Legal Hotline: Access to Warrants
Legal Hotline: Access to Warrants
Q: Which rules govern public access to arrest and search warrants and their supporting documentation, like affidavits of probable cause?
A: Public access to arrest warrants and search warrants is governed by the Pennsylvania Rules of Criminal Procedure, which must be applied consistently with the Constitutional and common law presumption of access that attaches to judicial records.
If “arrest warrant information” or search warrant information is filed with a court, such as a magisterial district court or court of common pleas, it is presumptively public under the Pennsylvania and United States Constitutions, as well as common law, and the applicable rules of criminal procedure must be applied consistent with that presumption.
We will explore the relevant rules in detail below, but the general quick guide to public access to arrest and search warrant records is:
- Arrest warrants and supporting records are public 72 hours after issuance, or upon execution, whichever occurs first, unless the records are sealed by a court of record for good cause.
- Search warrants and any supporting affidavits of probable cause are public upon execution, unless the records are sealed by a court of record for good cause.
“…the criminal complaint in cases in which an arrest warrant is issued, the arrest warrant, any affidavit(s) of probable cause, and documents or information related to the case.”
In most circumstances, arrest warrants are obtained from the magisterial district courts pursuant to Rule 513. This rule requires the affiant to appear personally before the issuing authority (judge) in person or via advanced communication technology to make a showing of probable cause supported by an affidavit of probable case. If the judge finds probable cause, the arrest warrant is issued, and it is public as explained above unless the affiant has made a request for delay in public dissemination under Rule 513(C) or a motion to seal under Rule 513.1.

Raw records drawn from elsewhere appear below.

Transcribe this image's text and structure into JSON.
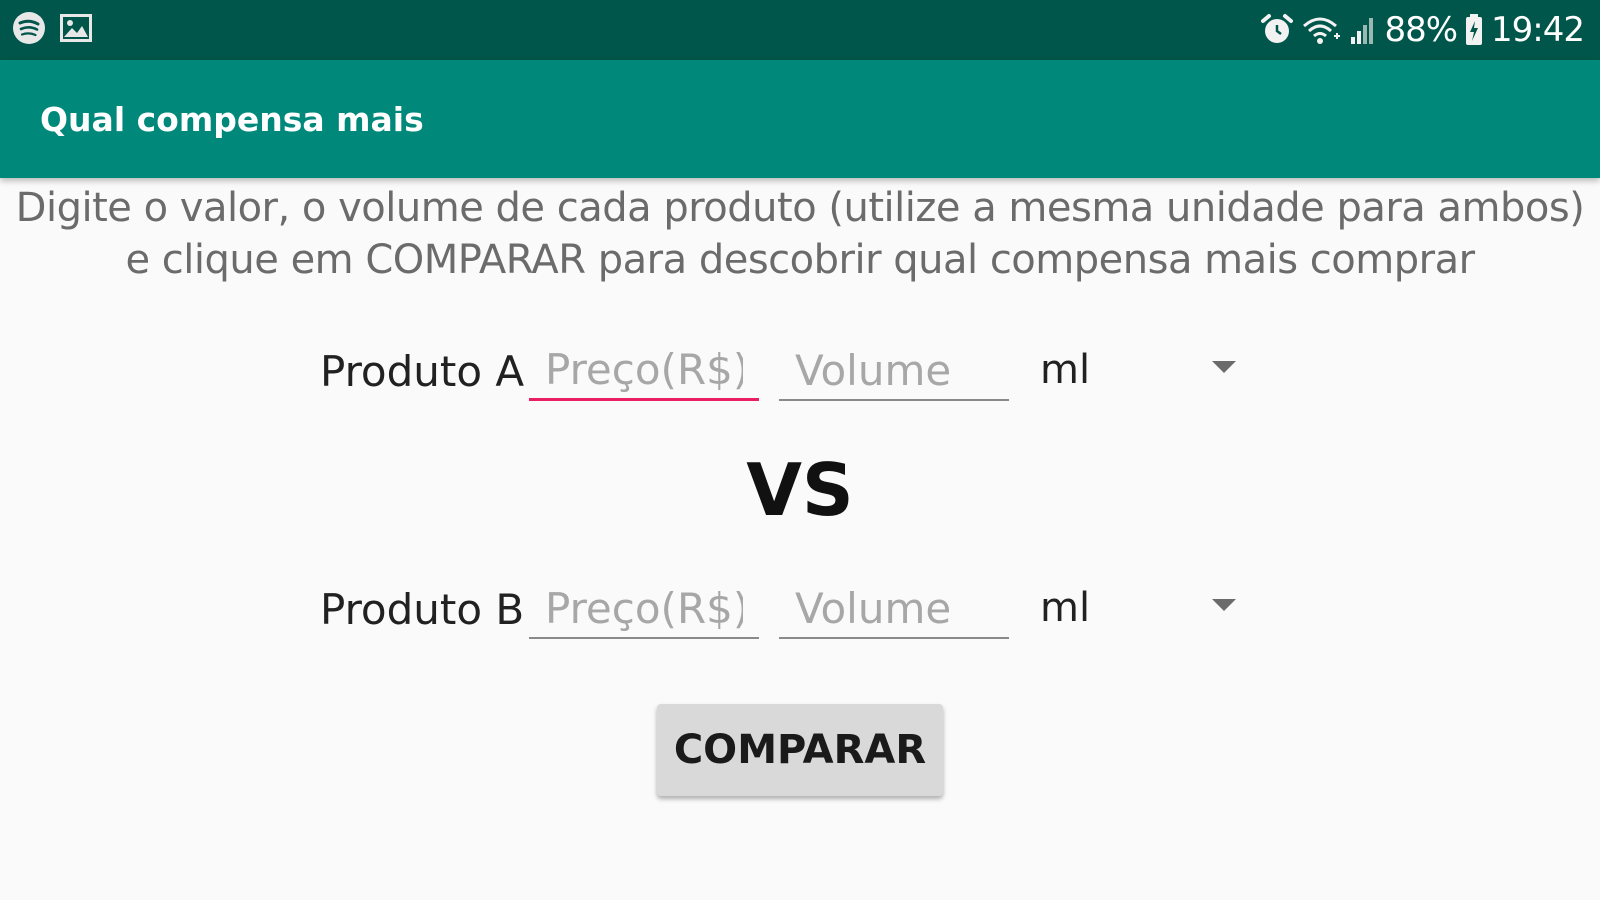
{
  "status_bar": {
    "left_icons": [
      "spotify-icon",
      "gallery-icon"
    ],
    "right_icons": [
      "alarm-icon",
      "wifi-icon",
      "signal-icon",
      "battery-icon"
    ],
    "battery_percent": "88%",
    "time": "19:42",
    "bg_color": "#00564a"
  },
  "app_bar": {
    "title": "Qual compensa mais",
    "bg_color": "#00897b"
  },
  "instructions": {
    "line1": "Digite o valor, o volume de cada produto (utilize a mesma unidade para ambos)",
    "line2": "e clique em COMPARAR para descobrir qual compensa mais comprar"
  },
  "product_a": {
    "label": "Produto A",
    "price": {
      "value": "",
      "placeholder": "Preço(R$)"
    },
    "volume": {
      "value": "",
      "placeholder": "Volume"
    },
    "unit": "ml",
    "dropdown_icon": "arrow-drop-down-icon"
  },
  "vs_label": "VS",
  "product_b": {
    "label": "Produto B",
    "price": {
      "value": "",
      "placeholder": "Preço(R$)"
    },
    "volume": {
      "value": "",
      "placeholder": "Volume"
    },
    "unit": "ml",
    "dropdown_icon": "arrow-drop-down-icon"
  },
  "compare_button": {
    "label": "COMPARAR"
  },
  "colors": {
    "accent": "#e91e63",
    "background": "#fafafa",
    "button_bg": "#d9d9d9"
  }
}
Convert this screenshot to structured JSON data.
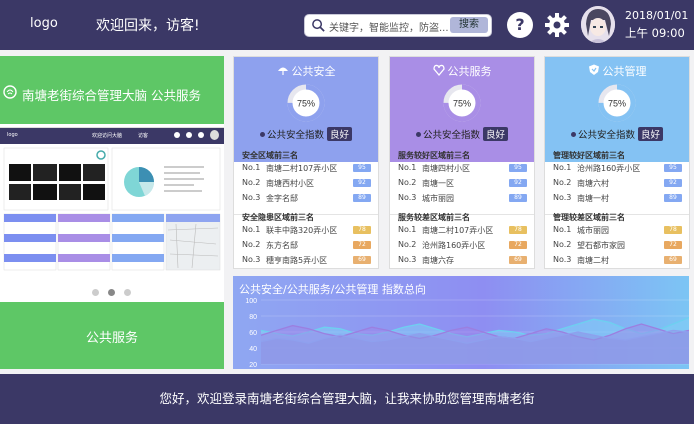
{
  "header": {
    "logo": "logo",
    "welcome": "欢迎回来，访客!",
    "search": {
      "placeholder": "关键字，智能监控，防盗...",
      "button": "搜索"
    },
    "help": "?",
    "date": "2018/01/01",
    "time": "上午 09:00"
  },
  "left": {
    "title": "南塘老街综合管理大脑 公共服务",
    "footer": "公共服务",
    "preview": {
      "bar_logo": "logo",
      "bar_title": "欢迎访问大脑",
      "bar_user": "访客"
    }
  },
  "cards": [
    {
      "title": "公共安全",
      "icon": "umbrella-icon",
      "color": "#8ea1ee",
      "percent": "75%",
      "index_label": "公共安全指数",
      "index_value": "良好",
      "sections": [
        {
          "title": "安全区域前三名",
          "rows": [
            {
              "no": "No.1",
              "name": "南塘二村107弄小区",
              "tag": "95"
            },
            {
              "no": "No.2",
              "name": "南塘西村小区",
              "tag": "92"
            },
            {
              "no": "No.3",
              "name": "金字名邸",
              "tag": "89"
            }
          ]
        },
        {
          "title": "安全隐患区域前三名",
          "rows": [
            {
              "no": "No.1",
              "name": "联丰中路320弄小区",
              "tag": "78"
            },
            {
              "no": "No.2",
              "name": "东方名邸",
              "tag": "72"
            },
            {
              "no": "No.3",
              "name": "穗亨南路5弄小区",
              "tag": "69"
            }
          ]
        }
      ]
    },
    {
      "title": "公共服务",
      "icon": "heart-icon",
      "color": "#a98ee6",
      "percent": "75%",
      "index_label": "公共安全指数",
      "index_value": "良好",
      "sections": [
        {
          "title": "服务较好区域前三名",
          "rows": [
            {
              "no": "No.1",
              "name": "南塘四村小区",
              "tag": "95"
            },
            {
              "no": "No.2",
              "name": "南塘一区",
              "tag": "92"
            },
            {
              "no": "No.3",
              "name": "城市丽园",
              "tag": "89"
            }
          ]
        },
        {
          "title": "服务较差区域前三名",
          "rows": [
            {
              "no": "No.1",
              "name": "南塘二村107弄小区",
              "tag": "78"
            },
            {
              "no": "No.2",
              "name": "沧州路160弄小区",
              "tag": "72"
            },
            {
              "no": "No.3",
              "name": "南塘六存",
              "tag": "69"
            }
          ]
        }
      ]
    },
    {
      "title": "公共管理",
      "icon": "shield-icon",
      "color": "#84c2f3",
      "percent": "75%",
      "index_label": "公共安全指数",
      "index_value": "良好",
      "sections": [
        {
          "title": "管理较好区域前三名",
          "rows": [
            {
              "no": "No.1",
              "name": "沧州路160弄小区",
              "tag": "95"
            },
            {
              "no": "No.2",
              "name": "南塘六村",
              "tag": "92"
            },
            {
              "no": "No.3",
              "name": "南塘一村",
              "tag": "89"
            }
          ]
        },
        {
          "title": "管理较差区域前三名",
          "rows": [
            {
              "no": "No.1",
              "name": "城市丽园",
              "tag": "78"
            },
            {
              "no": "No.2",
              "name": "望石都市家园",
              "tag": "72"
            },
            {
              "no": "No.3",
              "name": "南塘二村",
              "tag": "69"
            }
          ]
        }
      ]
    }
  ],
  "chart_data": {
    "type": "area",
    "title": "公共安全/公共服务/公共管理 指数总向",
    "ylim": [
      20,
      100
    ],
    "yticks": [
      "100",
      "80",
      "60",
      "40",
      "20"
    ],
    "series": [
      {
        "values": [
          62,
          58,
          55,
          60,
          66,
          64,
          58,
          56,
          60,
          66,
          70,
          64,
          58,
          54,
          58,
          62,
          60,
          56,
          58,
          64,
          70,
          76,
          72,
          64,
          58,
          62,
          70,
          78
        ]
      },
      {
        "values": [
          56,
          62,
          68,
          64,
          58,
          54,
          60,
          66,
          62,
          56,
          52,
          56,
          62,
          66,
          60,
          54,
          52,
          58,
          64,
          60,
          54,
          50,
          56,
          64,
          70,
          64,
          58,
          62
        ]
      },
      {
        "values": [
          48,
          52,
          50,
          46,
          52,
          56,
          52,
          48,
          50,
          54,
          58,
          54,
          50,
          46,
          50,
          54,
          52,
          48,
          52,
          56,
          60,
          56,
          52,
          50,
          54,
          58,
          62,
          60
        ]
      }
    ]
  },
  "footer": "您好，欢迎登录南塘老街综合管理大脑，让我来协助您管理南塘老街"
}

Rule 513(C) allows for a delay in public dissemination of arrest warrant information if:
1. The affidavit includes facts and circumstances that are alleged to establish good cause for delay, and
2. The issuing authority (judge) finds good cause for delay exists.

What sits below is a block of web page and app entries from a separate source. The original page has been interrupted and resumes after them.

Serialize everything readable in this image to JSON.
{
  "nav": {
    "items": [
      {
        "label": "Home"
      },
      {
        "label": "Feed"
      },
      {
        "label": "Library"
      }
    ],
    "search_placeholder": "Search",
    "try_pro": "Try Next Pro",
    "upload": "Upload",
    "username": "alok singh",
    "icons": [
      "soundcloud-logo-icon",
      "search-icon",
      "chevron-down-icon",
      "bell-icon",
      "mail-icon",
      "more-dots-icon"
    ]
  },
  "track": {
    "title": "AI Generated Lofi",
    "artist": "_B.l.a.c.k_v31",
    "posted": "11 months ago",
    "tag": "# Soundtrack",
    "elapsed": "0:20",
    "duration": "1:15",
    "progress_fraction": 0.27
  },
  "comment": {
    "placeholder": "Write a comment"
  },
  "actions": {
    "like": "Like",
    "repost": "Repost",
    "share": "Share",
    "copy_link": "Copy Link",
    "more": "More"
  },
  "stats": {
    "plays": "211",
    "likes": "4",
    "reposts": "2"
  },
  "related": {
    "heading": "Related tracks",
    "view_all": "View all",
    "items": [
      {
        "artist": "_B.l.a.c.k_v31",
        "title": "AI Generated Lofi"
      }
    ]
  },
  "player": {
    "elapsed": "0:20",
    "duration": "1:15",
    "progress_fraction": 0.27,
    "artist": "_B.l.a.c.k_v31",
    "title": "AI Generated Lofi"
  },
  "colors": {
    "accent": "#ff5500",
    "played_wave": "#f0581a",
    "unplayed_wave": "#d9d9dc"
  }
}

If the conditions of Rule 513(C) are met, public access to arrest warrant information may be delayed for up to 72 hours from the time of issuance or until the search warrant is executed, whichever occurs first.
Restrictions on public access beyond 72 hours after issuance can only occur if a court has entered a seal order based upon a showing of good cause made on the record under Rule 513.1. Only courts of record, i.e. common pleas or appellate courts, can issue seal orders; magisterial district courts, arraignment court magistrates and municipal courts are not courts of record and as such cannot seal judicial records.

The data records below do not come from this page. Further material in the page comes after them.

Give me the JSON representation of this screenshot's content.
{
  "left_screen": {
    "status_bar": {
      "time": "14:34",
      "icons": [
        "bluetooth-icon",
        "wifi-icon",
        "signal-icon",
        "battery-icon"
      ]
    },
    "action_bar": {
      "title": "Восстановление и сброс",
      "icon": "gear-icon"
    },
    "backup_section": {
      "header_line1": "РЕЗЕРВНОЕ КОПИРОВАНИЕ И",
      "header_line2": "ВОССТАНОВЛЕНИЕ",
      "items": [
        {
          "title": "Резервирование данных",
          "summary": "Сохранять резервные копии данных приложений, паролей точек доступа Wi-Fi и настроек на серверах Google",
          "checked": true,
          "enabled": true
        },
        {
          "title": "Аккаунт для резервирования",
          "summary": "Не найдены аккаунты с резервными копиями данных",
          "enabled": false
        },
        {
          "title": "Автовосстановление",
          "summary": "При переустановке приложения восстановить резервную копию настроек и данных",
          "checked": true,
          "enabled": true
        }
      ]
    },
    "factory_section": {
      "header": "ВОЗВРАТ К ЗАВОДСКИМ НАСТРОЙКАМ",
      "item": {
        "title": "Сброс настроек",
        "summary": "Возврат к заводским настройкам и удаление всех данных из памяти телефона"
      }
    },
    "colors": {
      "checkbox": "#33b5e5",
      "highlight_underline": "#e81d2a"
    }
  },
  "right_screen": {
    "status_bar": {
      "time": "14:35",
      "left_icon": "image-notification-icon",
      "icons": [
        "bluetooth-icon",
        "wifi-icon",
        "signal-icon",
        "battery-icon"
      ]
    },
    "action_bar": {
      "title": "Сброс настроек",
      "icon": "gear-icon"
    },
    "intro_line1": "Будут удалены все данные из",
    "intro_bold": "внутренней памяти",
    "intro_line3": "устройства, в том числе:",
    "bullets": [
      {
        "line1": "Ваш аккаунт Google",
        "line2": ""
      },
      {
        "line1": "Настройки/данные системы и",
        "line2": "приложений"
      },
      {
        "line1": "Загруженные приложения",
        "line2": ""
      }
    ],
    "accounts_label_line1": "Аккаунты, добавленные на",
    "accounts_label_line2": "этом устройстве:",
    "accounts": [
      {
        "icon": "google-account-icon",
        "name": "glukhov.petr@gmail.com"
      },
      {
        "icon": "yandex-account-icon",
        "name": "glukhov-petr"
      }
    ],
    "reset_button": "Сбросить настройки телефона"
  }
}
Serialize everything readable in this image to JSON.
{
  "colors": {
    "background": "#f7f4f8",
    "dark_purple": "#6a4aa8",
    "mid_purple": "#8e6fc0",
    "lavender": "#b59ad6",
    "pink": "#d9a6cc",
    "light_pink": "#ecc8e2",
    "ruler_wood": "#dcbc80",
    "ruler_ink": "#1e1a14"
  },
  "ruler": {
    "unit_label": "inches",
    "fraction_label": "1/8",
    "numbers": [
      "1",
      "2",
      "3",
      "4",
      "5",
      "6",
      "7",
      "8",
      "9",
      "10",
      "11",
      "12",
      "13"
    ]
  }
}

In order to obtain a seal order under Rule 513.1, the attorney for the Commonwealth must file a motion to seal, at the time the complaint is filed, and include in the affidavit the facts and circumstances that are alleged to establish good cause for the sealing of the arrest warrant information. If a judge finds good cause supporting a seal, the judge shall issue the seal order certifying good cause and set the date and time for the expiration of the seal. The records may not be sealed for longer than 60 days. The court can extend the seal indefinitely for up to 30 days at a time for good cause, but each new request for a seal must be approved by a judge and supported by a showing of good cause. The sealed arrest warrant information, the sealing order, and the order designating the proper issuing authority shall be filed with the clerk of courts in the judicial district in which the charges are being filed, and these filings should be noted on the court’s docket. Public access is prohibited until the expiration of the seal order or the court’s unsealing of the record upon motion of the attorney for the Commonwealth.
Most search warrants are issued by the magisterial district courts, which as noted above, cannot seal judicial records. Rule 212 requires courts to provide public access to search warrants and their supporting affidavits upon execution of the search warrant. Public access is not conditioned on the return of inventory filed by the law enforcement agency that executed the warrant, which can take a substantial amount of time after execution. Public access under the rule is conditioned only upon “execution” of the search warrant. Unexecuted search warrants are not public, and the rule allows the court to destroy the warrant and supporting documentation.
To limit public access to executed search warrants and supporting affidavits, the Commonwealth must obtain a seal order under Rule 211 from a court of record. As noted above, magisterial district courts are not courts of record and cannot seal judicial records; only a court of common pleas or appellate court can seal judicial records.
Similar to Rule 513.1, Rule 211 allows a court of record to seal search warrants and their supporting affidavits of probable cause if the attorney for the Commonwealth alleges facts and circumstances which establish good cause supporting a seal order. If a judge finds good cause exists, the court must certify on the face of the warrant that for good cause shown the affidavit is sealed and shall state the length of time the affidavit will be sealed, which may be no longer than 60 days. Seal orders for search warrants can be extended an unlimited number of times for up to 30 days each time, if good cause is shown.
As always, this is not intended to be, nor should it be construed as, legal advice. Please consult your news organization’s corporate counsel or the PNA Legal Hotline at (717) 703-3080 with questions.